Even though I already wrote about the apparent nonsense of talking about German albums on English websites, I still stand by the fact that some emotions don’t need to be understood on a lyrical level to be feasible. When you listen to J-Pop for example, even without understanding the lyrics, the emotions of immediate happiness/sadness and others are immediately understandable on melodies and tone of voice alone. And even though, yes, understanding lyrics is an important part of critical analysis, some albums really don’t need that. Which brings me to today’s album by German rapper LGOONY.
Cologne-based Ludwig Langer has been at it for a few years, being affiliated with Germany’s very own trap-rap-parody-label “Glo Up Dinero Gang”, but started gaining traction after releasing his debut “Space Tape” in 2014. Assisted by label-head Why SL Know Plug (formerly simply known as Moneyboy) he put out a collection of songs which were highly inconsistent in rapping abilities, but very enjoyable on production-values alone; fusing cloud-rap sensibilities with trap-beats. Apparently he wasn’t too happy about how this tape was received, opting to work on his rapping abilities, which resulted in the heavily improved “Grape Tape” in 2015. Rapping with way more conviction and showcasing a newfound lyrical skill, he was able to release a tape that thrived on concept rather than sound alone. The tape was a huge critical success, resulting in him headlining a few festivals. Shortly afterwards, he released the joint-project “Aurora” in 2016 with Austrian rapper Crack Ignaz, which was an even bigger success, gaining him comparatively big media-coverage. And so we arrive at his current project, “Intergalactica”, released at the tail-end of 2016, and from the very first song it is very clear that LGOONY now has a clear target.
He wants to fuck shit up.
“Intergalactica”, on the base level, is about him shooting for the stars, getting there, and then proceeding to rip the German rap-scene to absolute shreds. But did he achieve that?
Yes and no. His flows get just a little bit more tame, but on a lyrical level, his punchlines are even more outlandish than before. He goes as far as calling his bumper Atlantis, because it is so low, and apparently wearing chandeliers around his neck. Conceptually, however, things got even more interesting, best signified by songs like Utopia and Blutmond. On Utopia he offers his female companion exactly that, making living with him sounding more ~transcendent~ than ever. Blutmond is a very different beast, talking about the death of a girlfriend, shrouded in obscure wordplay and very vivid imagery. Both songs are also grounded in very moody beats, that sound very spacey, but still have enough sub-bass to bump in the whip. On most of the other songs he usually talks either about surpassing depression or being the most punk and destructive force in German rap. Nothing too original, but his reference-pool is, like I already said, very outlandish and kinda nerdy. Religious and spiritual imagery rams right in the middle of sci-fi and fantasy-literature references. This keeps thing fresh and interesting to listen to, even though technically, no new ground is being covered.

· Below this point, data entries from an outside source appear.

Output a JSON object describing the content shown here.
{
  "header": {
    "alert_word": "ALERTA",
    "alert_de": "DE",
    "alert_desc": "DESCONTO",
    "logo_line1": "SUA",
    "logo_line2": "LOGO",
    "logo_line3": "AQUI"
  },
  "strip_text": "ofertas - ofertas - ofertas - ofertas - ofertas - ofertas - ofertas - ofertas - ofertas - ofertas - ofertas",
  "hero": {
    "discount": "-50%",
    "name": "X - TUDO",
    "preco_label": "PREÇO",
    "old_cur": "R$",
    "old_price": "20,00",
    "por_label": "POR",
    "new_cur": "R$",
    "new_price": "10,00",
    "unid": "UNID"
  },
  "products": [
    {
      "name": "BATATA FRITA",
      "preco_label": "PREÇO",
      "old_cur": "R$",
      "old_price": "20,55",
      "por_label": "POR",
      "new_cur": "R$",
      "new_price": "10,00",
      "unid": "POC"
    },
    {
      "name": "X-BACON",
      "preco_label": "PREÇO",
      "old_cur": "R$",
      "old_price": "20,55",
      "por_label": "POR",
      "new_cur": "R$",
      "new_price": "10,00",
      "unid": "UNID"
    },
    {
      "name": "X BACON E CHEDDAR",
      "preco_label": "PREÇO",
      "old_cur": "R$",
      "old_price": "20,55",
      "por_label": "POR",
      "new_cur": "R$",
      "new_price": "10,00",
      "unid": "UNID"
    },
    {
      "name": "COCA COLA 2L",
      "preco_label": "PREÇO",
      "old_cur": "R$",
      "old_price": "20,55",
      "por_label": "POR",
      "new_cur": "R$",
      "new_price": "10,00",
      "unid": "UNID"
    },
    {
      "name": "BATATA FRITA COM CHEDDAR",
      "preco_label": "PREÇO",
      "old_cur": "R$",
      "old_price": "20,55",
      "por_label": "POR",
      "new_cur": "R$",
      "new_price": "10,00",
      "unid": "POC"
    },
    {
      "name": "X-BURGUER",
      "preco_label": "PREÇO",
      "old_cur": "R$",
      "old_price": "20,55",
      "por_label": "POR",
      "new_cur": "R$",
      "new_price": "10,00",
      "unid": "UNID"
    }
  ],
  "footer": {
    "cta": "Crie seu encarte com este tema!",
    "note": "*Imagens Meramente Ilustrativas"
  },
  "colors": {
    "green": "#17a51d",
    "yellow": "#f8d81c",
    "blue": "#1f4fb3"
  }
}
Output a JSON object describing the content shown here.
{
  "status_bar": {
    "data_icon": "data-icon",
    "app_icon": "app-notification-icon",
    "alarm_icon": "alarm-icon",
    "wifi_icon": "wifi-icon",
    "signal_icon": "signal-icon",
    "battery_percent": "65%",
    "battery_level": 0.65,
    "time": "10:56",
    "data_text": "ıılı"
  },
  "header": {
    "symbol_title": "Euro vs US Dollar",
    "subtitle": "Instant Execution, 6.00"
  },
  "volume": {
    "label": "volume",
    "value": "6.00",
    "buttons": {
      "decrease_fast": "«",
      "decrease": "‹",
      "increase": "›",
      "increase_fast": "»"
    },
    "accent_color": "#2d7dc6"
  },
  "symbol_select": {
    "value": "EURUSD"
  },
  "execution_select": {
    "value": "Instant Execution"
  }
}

Coming back to the beats on the tape, the real problems begin to show. Even though, yes, this is easily his most cohesive project to date, this also means that the production tends to become a bit repetitive and uneventful. From the 13 tracks on this project, only about 7 stand out beat-wise, which is not a good ratio. You can only hear the same space-y synthesizers and 808s for so long before you crave something new. The best beats on here toy with downtrodden piano; airy, free-floating synths; uplifting pads, and etherial choral arrangements. Heilig and Für Immer, backed by some of the best beats on the tape, are also probably the best songs on the project next to Utopia and Blutmond. Heilig comes through with a gargantuan bassline and chopped, dissonant synths courtesy of Nikki 3K and Karol Tip which just go hard as hell. Für Immer is driven moreso by a pulsating bass-rhythm carried by an instantly catchy piano line, produced by GEE Futuristic and, again, Nikki 3k.
At the end of the day, Intergalactica is a very frustrating listen. LGOONY hits us with some of his best flows, best hooks, best lyrics and most tangible emotions yet, but this is all undermined by some very uninteresting beats that are either boring and have no unique texture to them whatsoever. If you want to check this out, check out the songs I namedropped in the review. Coming back to my point earlier, although he raps in German, his emotions transcend the language, making it very accessible to non-german listeners. But if you want a true, and better, embodiment of this, check out the “Grape Tape”.
All of his projects are available to stream/buy on the bandcamp embedded below.